Through two games this year, the Falcons have allowed just two scores on eight such possessions in the final 25 minutes of games, with two turnovers forced as well. While it’s a small sample size to glean from, it does show that so far this season the Falcons defense is substantially less prone to giving up points late in games.
That helps the Falcons offense be in positions to win games late, something that has been sorely missing the past two years in Atlanta.
That offense proved it was more than a one-man show with players like Freeman, Tamme and Hankerson making some important plays on offense that helped set up and led to Falcons scores. Of course the star of the Falcons offense in Jones would also not be denied with a pair of big catches, one converting on third down and another setting up a score.

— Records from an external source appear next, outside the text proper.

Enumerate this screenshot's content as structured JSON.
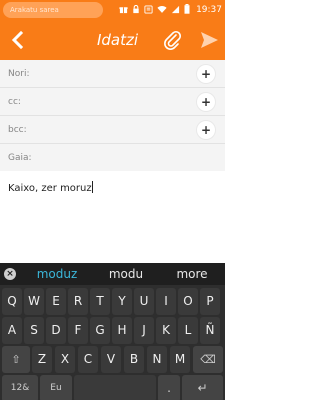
{
  "status_bar": {
    "search_text": "Arakatu sarea",
    "time": "19:37",
    "icons": [
      "gift-icon",
      "lock-icon",
      "notification-icon",
      "wifi-icon",
      "signal-icon",
      "battery-icon"
    ]
  },
  "header": {
    "title": "Idatzi",
    "back_icon": "back-chevron-icon",
    "attach_icon": "paperclip-icon",
    "send_icon": "send-arrow-icon"
  },
  "fields": {
    "to_label": "Nori:",
    "cc_label": "cc:",
    "bcc_label": "bcc:",
    "subject_label": "Gaia:",
    "add_symbol": "+"
  },
  "body": {
    "text": "Kaixo, zer moruz"
  },
  "suggestions": {
    "close_symbol": "×",
    "items": [
      "moduz",
      "modu",
      "more"
    ]
  },
  "keyboard": {
    "row1": [
      "Q",
      "W",
      "E",
      "R",
      "T",
      "Y",
      "U",
      "I",
      "O",
      "P"
    ],
    "row2": [
      "A",
      "S",
      "D",
      "F",
      "G",
      "H",
      "J",
      "K",
      "L",
      "Ñ"
    ],
    "row3": [
      "Z",
      "X",
      "C",
      "V",
      "B",
      "N",
      "M"
    ],
    "shift_symbol": "⇧",
    "backspace_symbol": "⌫",
    "symbols_label": "12&",
    "language_label": "Eu",
    "period_label": ".",
    "enter_symbol": "↵"
  },
  "colors": {
    "accent": "#f97c17",
    "suggestion_active": "#3bb7da",
    "keyboard_bg": "#2e2e2e"
  }
}
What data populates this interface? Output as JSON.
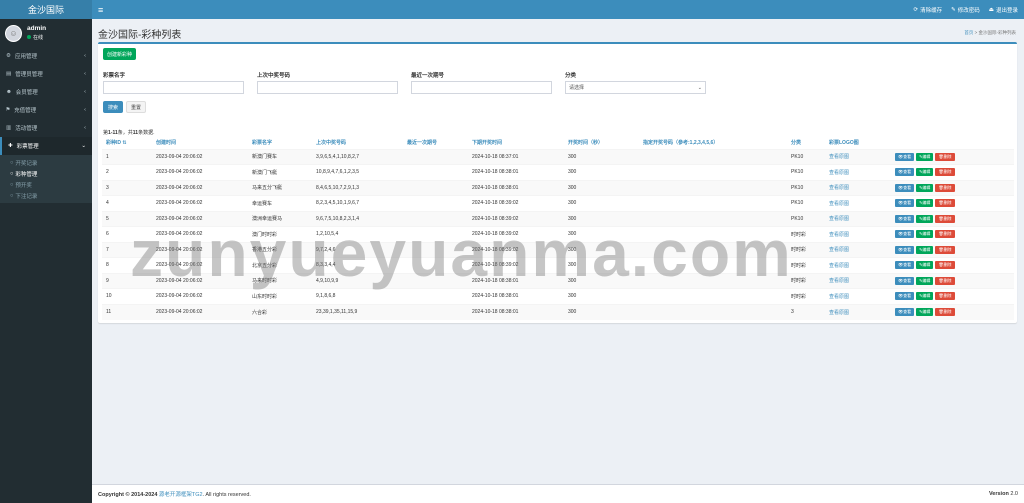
{
  "app": {
    "logo": "金沙国际"
  },
  "topbar": {
    "menu_icon": "≡",
    "actions": [
      {
        "icon": "⟳",
        "label": "清除缓存"
      },
      {
        "icon": "✎",
        "label": "修改密码"
      },
      {
        "icon": "⏏",
        "label": "退出登录"
      }
    ]
  },
  "user": {
    "name": "admin",
    "status": "在线"
  },
  "sidebar": {
    "items": [
      {
        "icon": "⚙",
        "label": "应用管理"
      },
      {
        "icon": "▤",
        "label": "管理员管理"
      },
      {
        "icon": "☻",
        "label": "会员管理"
      },
      {
        "icon": "⚑",
        "label": "充值管理"
      },
      {
        "icon": "▥",
        "label": "活动管理"
      },
      {
        "icon": "✚",
        "label": "彩票管理"
      }
    ],
    "submenu": [
      {
        "label": "开奖记录"
      },
      {
        "label": "彩种管理"
      },
      {
        "label": "预开奖"
      },
      {
        "label": "下注记录"
      }
    ]
  },
  "page": {
    "title": "金沙国际-彩种列表",
    "breadcrumb_home": "首页",
    "breadcrumb_sep": ">",
    "breadcrumb_current": "金沙国际-彩种列表"
  },
  "toolbar": {
    "create_label": "创建新彩种"
  },
  "filters": {
    "name_label": "彩票名字",
    "last_number_label": "上次中奖号码",
    "last_issue_label": "最近一次期号",
    "category_label": "分类",
    "category_placeholder": "请选择",
    "search_label": "搜索",
    "reset_label": "重置"
  },
  "summary": {
    "prefix": "第",
    "range": "1-11",
    "middle": "条，共",
    "total": "11",
    "suffix": "条数据."
  },
  "table": {
    "headers": [
      "彩种ID ⇅",
      "创建时间",
      "彩票名字",
      "上次中奖号码",
      "最近一次期号",
      "下期开奖时间",
      "开奖时间（秒）",
      "指定开奖号码（参考:1,2,3,4,5,6）",
      "分类",
      "彩票LOGO图",
      ""
    ],
    "rows": [
      {
        "id": "1",
        "created": "2023-09-04 20:06:02",
        "name": "新澳门赛车",
        "last_number": "3,9,6,5,4,1,10,8,2,7",
        "last_issue": "",
        "next_time": "2024-10-18 08:37:01",
        "interval": "300",
        "assigned": "",
        "category": "PK10",
        "logo": "查看原图"
      },
      {
        "id": "2",
        "created": "2023-09-04 20:06:02",
        "name": "新澳门飞艇",
        "last_number": "10,8,9,4,7,6,1,2,3,5",
        "last_issue": "",
        "next_time": "2024-10-18 08:38:01",
        "interval": "300",
        "assigned": "",
        "category": "PK10",
        "logo": "查看原图"
      },
      {
        "id": "3",
        "created": "2023-09-04 20:06:02",
        "name": "马来五分飞艇",
        "last_number": "8,4,6,5,10,7,2,9,1,3",
        "last_issue": "",
        "next_time": "2024-10-18 08:38:01",
        "interval": "300",
        "assigned": "",
        "category": "PK10",
        "logo": "查看原图"
      },
      {
        "id": "4",
        "created": "2023-09-04 20:06:02",
        "name": "幸运赛车",
        "last_number": "8,2,3,4,5,10,1,9,6,7",
        "last_issue": "",
        "next_time": "2024-10-18 08:39:02",
        "interval": "300",
        "assigned": "",
        "category": "PK10",
        "logo": "查看原图"
      },
      {
        "id": "5",
        "created": "2023-09-04 20:06:02",
        "name": "澳洲幸运赛马",
        "last_number": "9,6,7,5,10,8,2,3,1,4",
        "last_issue": "",
        "next_time": "2024-10-18 08:39:02",
        "interval": "300",
        "assigned": "",
        "category": "PK10",
        "logo": "查看原图"
      },
      {
        "id": "6",
        "created": "2023-09-04 20:06:02",
        "name": "澳门时时彩",
        "last_number": "1,2,10,5,4",
        "last_issue": "",
        "next_time": "2024-10-18 08:39:02",
        "interval": "300",
        "assigned": "",
        "category": "时时彩",
        "logo": "查看原图"
      },
      {
        "id": "7",
        "created": "2023-09-04 20:06:02",
        "name": "香港五分彩",
        "last_number": "9,7,2,4,6",
        "last_issue": "",
        "next_time": "2024-10-18 08:39:02",
        "interval": "300",
        "assigned": "",
        "category": "时时彩",
        "logo": "查看原图"
      },
      {
        "id": "8",
        "created": "2023-09-04 20:06:02",
        "name": "北京五分彩",
        "last_number": "8,3,3,4,4",
        "last_issue": "",
        "next_time": "2024-10-18 08:39:02",
        "interval": "300",
        "assigned": "",
        "category": "时时彩",
        "logo": "查看原图"
      },
      {
        "id": "9",
        "created": "2023-09-04 20:06:02",
        "name": "马来时时彩",
        "last_number": "4,9,10,9,9",
        "last_issue": "",
        "next_time": "2024-10-18 08:38:01",
        "interval": "300",
        "assigned": "",
        "category": "时时彩",
        "logo": "查看原图"
      },
      {
        "id": "10",
        "created": "2023-09-04 20:06:02",
        "name": "山东时时彩",
        "last_number": "9,1,8,6,8",
        "last_issue": "",
        "next_time": "2024-10-18 08:38:01",
        "interval": "300",
        "assigned": "",
        "category": "时时彩",
        "logo": "查看原图"
      },
      {
        "id": "11",
        "created": "2023-09-04 20:06:02",
        "name": "六合彩",
        "last_number": "23,39,1,35,11,15,9",
        "last_issue": "",
        "next_time": "2024-10-18 08:38:01",
        "interval": "300",
        "assigned": "",
        "category": "3",
        "logo": "查看原图"
      }
    ],
    "actions": {
      "view": "👁查看",
      "edit": "✎编辑",
      "delete": "🗑删除"
    }
  },
  "watermark": "zunyueyuanma.com",
  "footer": {
    "copyright": "Copyright © 2014-2024",
    "link": "源老开源框架TG2",
    "rights": ". All rights reserved.",
    "version_label": "Version",
    "version": "2.0"
  }
}
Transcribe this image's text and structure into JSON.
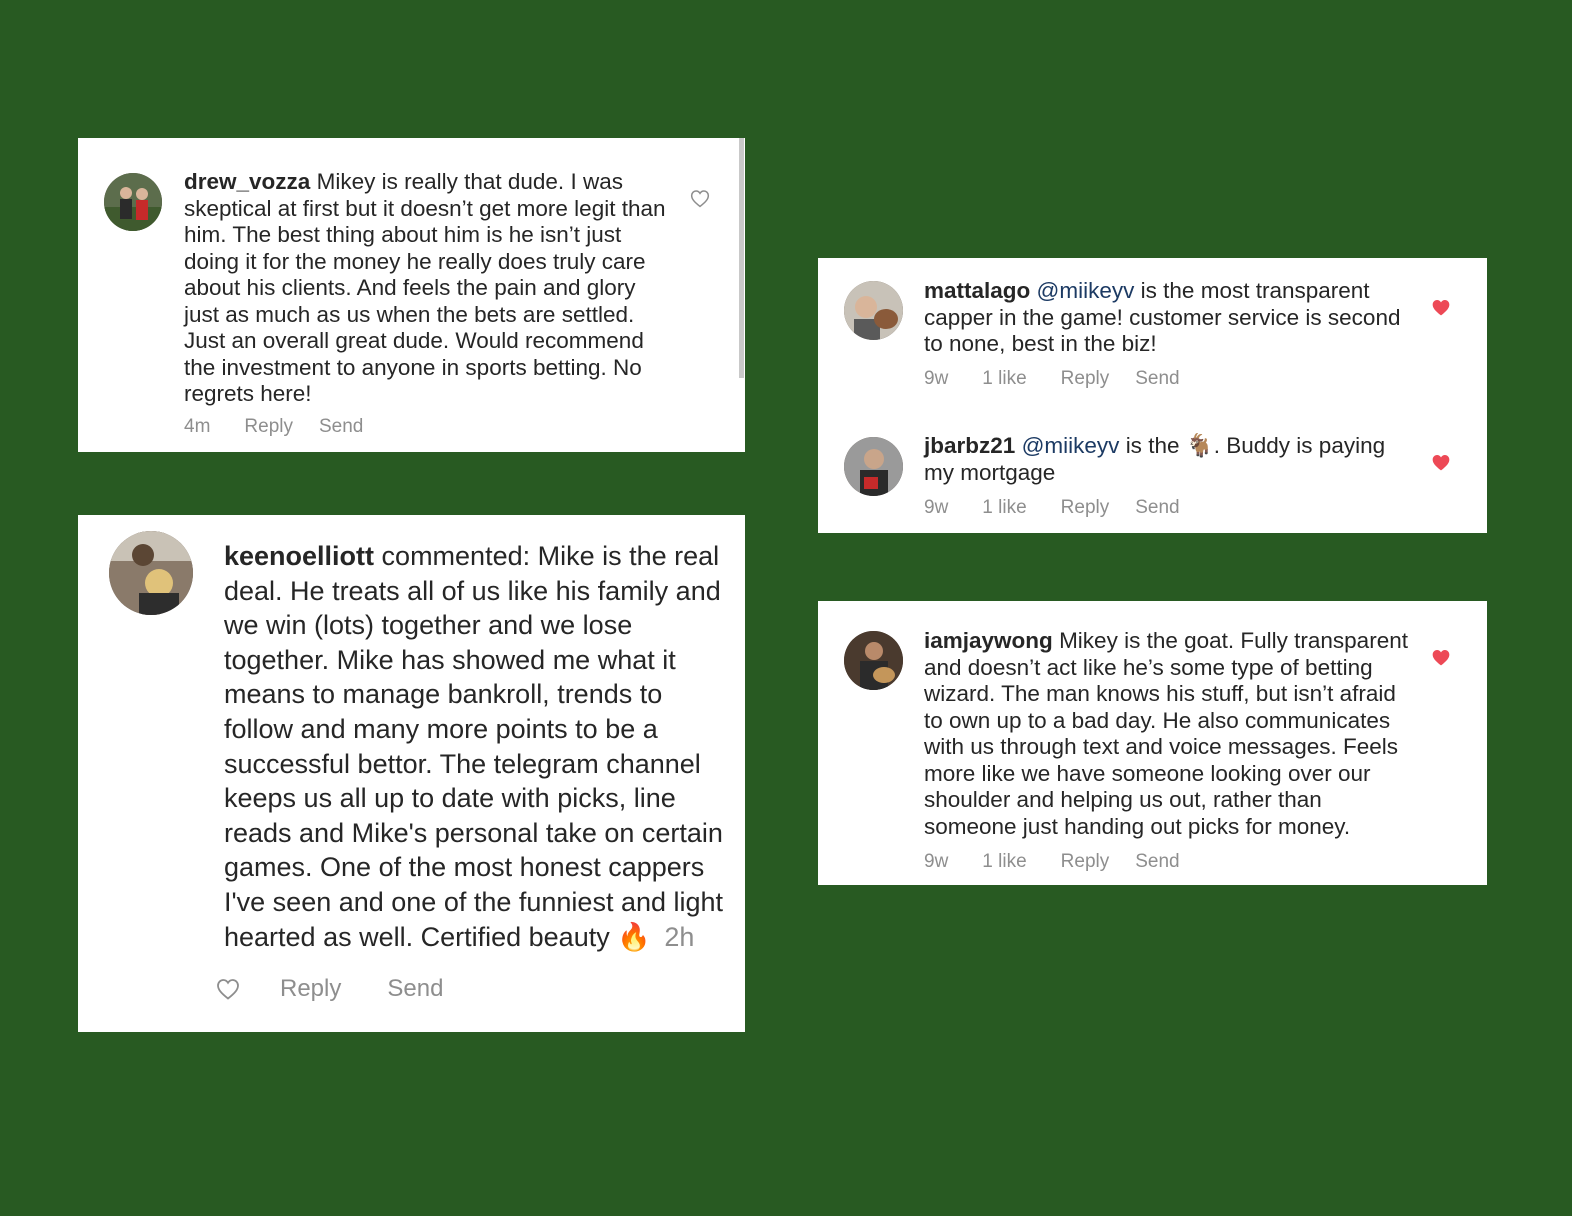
{
  "comments": [
    {
      "username": "drew_vozza",
      "text": "Mikey is really that dude. I was skeptical at first but it doesn’t get more legit than him. The best thing about him is he isn’t just doing it for the money he really does truly care about his clients. And feels the pain and glory just as much as us when the bets are settled. Just an overall great dude. Would recommend the investment to anyone in sports betting. No regrets here!",
      "time": "4m",
      "reply": "Reply",
      "send": "Send",
      "liked": false
    },
    {
      "username": "keenoelliott",
      "text": "commented: Mike is the real deal. He treats all of us like his family and we win (lots) together and we lose together. Mike has showed me what it means to manage bankroll, trends to follow and many more points to be a successful bettor. The telegram channel keeps us all up to date with picks, line reads and Mike's personal take on certain games. One of the most honest cappers I've seen and one of the funniest and light hearted as well. Certified beauty",
      "emoji": "🔥",
      "time": "2h",
      "reply": "Reply",
      "send": "Send",
      "liked": false
    },
    {
      "username": "mattalago",
      "mention": "@miikeyv",
      "text": "is the most transparent capper in the game! customer service is second to none, best in the biz!",
      "time": "9w",
      "likes": "1 like",
      "reply": "Reply",
      "send": "Send",
      "liked": true
    },
    {
      "username": "jbarbz21",
      "mention": "@miikeyv",
      "text_before": "is the",
      "emoji": "🐐",
      "text": ". Buddy is paying my mortgage",
      "time": "9w",
      "likes": "1 like",
      "reply": "Reply",
      "send": "Send",
      "liked": true
    },
    {
      "username": "iamjaywong",
      "text": "Mikey is the goat. Fully transparent and doesn’t act like he’s some type of betting wizard. The man knows his stuff, but isn’t afraid to own up to a bad day. He also communicates with us through text and voice messages. Feels more like we have someone looking over our shoulder and helping us out, rather than someone just handing out picks for money.",
      "time": "9w",
      "likes": "1 like",
      "reply": "Reply",
      "send": "Send",
      "liked": true
    }
  ],
  "colors": {
    "background": "#285a22",
    "liked_heart": "#ed4956",
    "meta_text": "#8e8e8e",
    "mention": "#1c3a63"
  }
}
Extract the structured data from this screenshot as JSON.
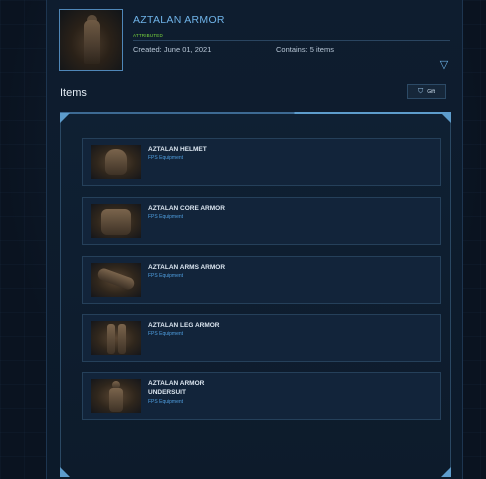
{
  "pack": {
    "title": "AZTALAN ARMOR",
    "badge": "ATTRIBUTED",
    "created": "Created: June 01, 2021",
    "contains": "Contains: 5 items"
  },
  "section": {
    "title": "Items",
    "gift_label": "Gift"
  },
  "items": [
    {
      "name": "AZTALAN HELMET",
      "category": "FPS Equipment"
    },
    {
      "name": "AZTALAN CORE ARMOR",
      "category": "FPS Equipment"
    },
    {
      "name": "AZTALAN ARMS ARMOR",
      "category": "FPS Equipment"
    },
    {
      "name": "AZTALAN LEG ARMOR",
      "category": "FPS Equipment"
    },
    {
      "name": "AZTALAN ARMOR\nUNDERSUIT",
      "category": "FPS Equipment"
    }
  ],
  "colors": {
    "accent": "#6fb3e8",
    "badge": "#7cdc3c",
    "category": "#4f9fe0",
    "background": "#0b1420"
  },
  "icons": {
    "expand": "chevron-down-icon",
    "gift": "gift-icon"
  }
}
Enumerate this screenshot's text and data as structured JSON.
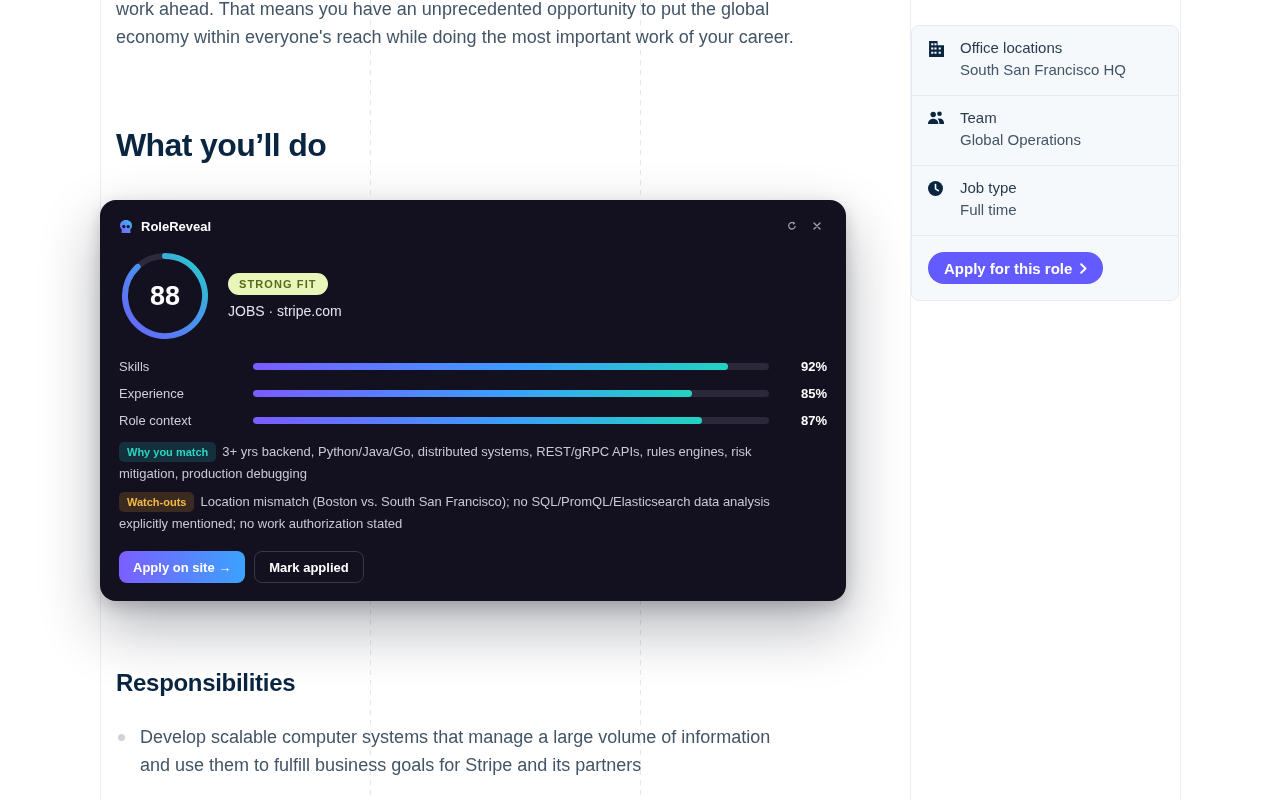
{
  "article": {
    "intro_paragraph": "work ahead. That means you have an unprecedented opportunity to put the global economy within everyone's reach while doing the most important work of your career.",
    "heading": "What you’ll do",
    "subheading": "Responsibilities",
    "responsibilities": [
      "Develop scalable computer systems that manage a large volume of information and use them to fulfill business goals for Stripe and its partners"
    ]
  },
  "sidebar": {
    "details": [
      {
        "kind": "office",
        "label": "Office locations",
        "value": "South San Francisco HQ"
      },
      {
        "kind": "team",
        "label": "Team",
        "value": "Global Operations"
      },
      {
        "kind": "jobtype",
        "label": "Job type",
        "value": "Full time"
      }
    ],
    "apply_button": "Apply for this role"
  },
  "overlay": {
    "title": "RoleReveal",
    "score": "88",
    "score_ring": {
      "level": 0.88
    },
    "fit_badge": "STRONG FIT",
    "source": "JOBS · stripe.com",
    "metrics": [
      {
        "label": "Skills",
        "level": 0.92,
        "reading": "92%"
      },
      {
        "label": "Experience",
        "level": 0.85,
        "reading": "85%"
      },
      {
        "label": "Role context",
        "level": 0.87,
        "reading": "87%"
      }
    ],
    "notes": [
      {
        "kind": "match",
        "tag": "Why you match",
        "text": "3+ yrs backend, Python/Java/Go, distributed systems, REST/gRPC APIs, rules engines, risk mitigation, production debugging"
      },
      {
        "kind": "warning",
        "tag": "Watch-outs",
        "text": "Location mismatch (Boston vs. South San Francisco); no SQL/PromQL/Elasticsearch data analysis explicitly mentioned; no work authorization stated"
      }
    ],
    "buttons": [
      {
        "kind": "primary",
        "label": "Apply on site →"
      },
      {
        "kind": "secondary",
        "label": "Mark applied"
      }
    ]
  }
}
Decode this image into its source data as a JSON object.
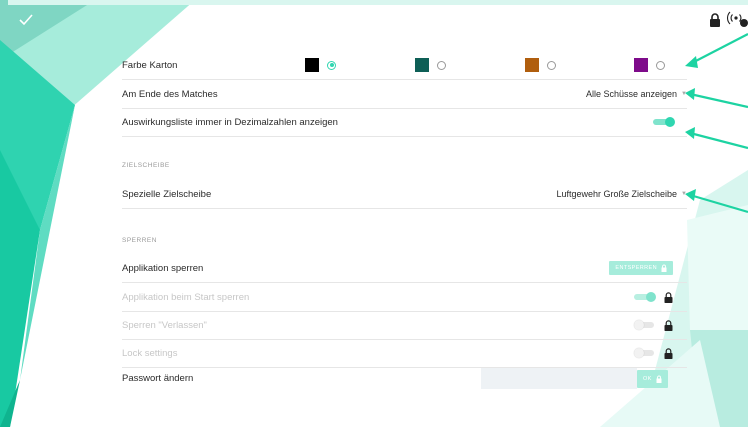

That offensive unit showed a level of resiliency not often seen in Falcons offenses over the past two seasons, another big change for the team moving forward. Freeman stepped up in light of an injury to rookie running back Tevin Coleman, who left the game in the second quarter with a rib injury. After an impressive debut for Coleman last week against the Eagles, Freeman in his second action of the 2015 season threw his hat back into the ring to push for starting responsibility. Should Coleman miss more time in the upcoming weeks due to his injury, Freeman will have an opportunity to win back the starting job that he lost thanks to a preseason hamstring injury.
Tamme and Hankerson were two relatively low-key free-agent signings by the Falcons this offense. But added important complementary options around Jones that the Falcons lacked a year ago. With wide receiver Roddy White being shut down by the Giants defense and Jones also being limited to a degree by blanketed coverage, the Falcons needed their other top receiving options to step up and they did in those final 25 minutes.
Tamme took complete advantage of the focus that Jones draws from defenders, giving the Falcons their first big play of the game, and it unsurprisingly led to points for the team later on the drive. Hankerson also proved to be a trustworthy asset in the red zone, a major improvement over reserve receivers the Falcons had in the recent past.
Many of the sweeping changes that Quinn’s new staff are hoping to bring to Atlanta not only from a coaching standpoint but from a personnel standpoint came alive in the final half-hour of the Giants game and it was the difference between winning and losing.